§ Work required:
Each line of the records below that holds "ZULU" should be copied out.

########

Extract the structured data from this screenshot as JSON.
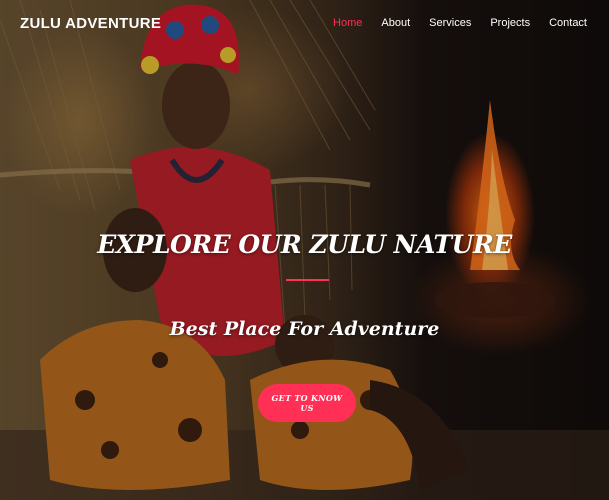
{
  "brand": {
    "name": "ZULU ADVENTURE"
  },
  "nav": {
    "items": [
      {
        "label": "Home",
        "active": true
      },
      {
        "label": "About"
      },
      {
        "label": "Services"
      },
      {
        "label": "Projects"
      },
      {
        "label": "Contact"
      }
    ]
  },
  "hero": {
    "title": "EXPLORE OUR ZULU NATURE",
    "subtitle": "Best Place For Adventure",
    "cta_label": "GET TO KNOW US",
    "background_image": "photo of a woman in a red and beaded headdress with two children beside a straw hut and an open fire"
  },
  "colors": {
    "accent": "#ff2f55",
    "text": "#ffffff"
  }
}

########

§ Problem solution:
    "name": "ZULU ADVENTURE"
    "title": "EXPLORE OUR ZULU NATURE",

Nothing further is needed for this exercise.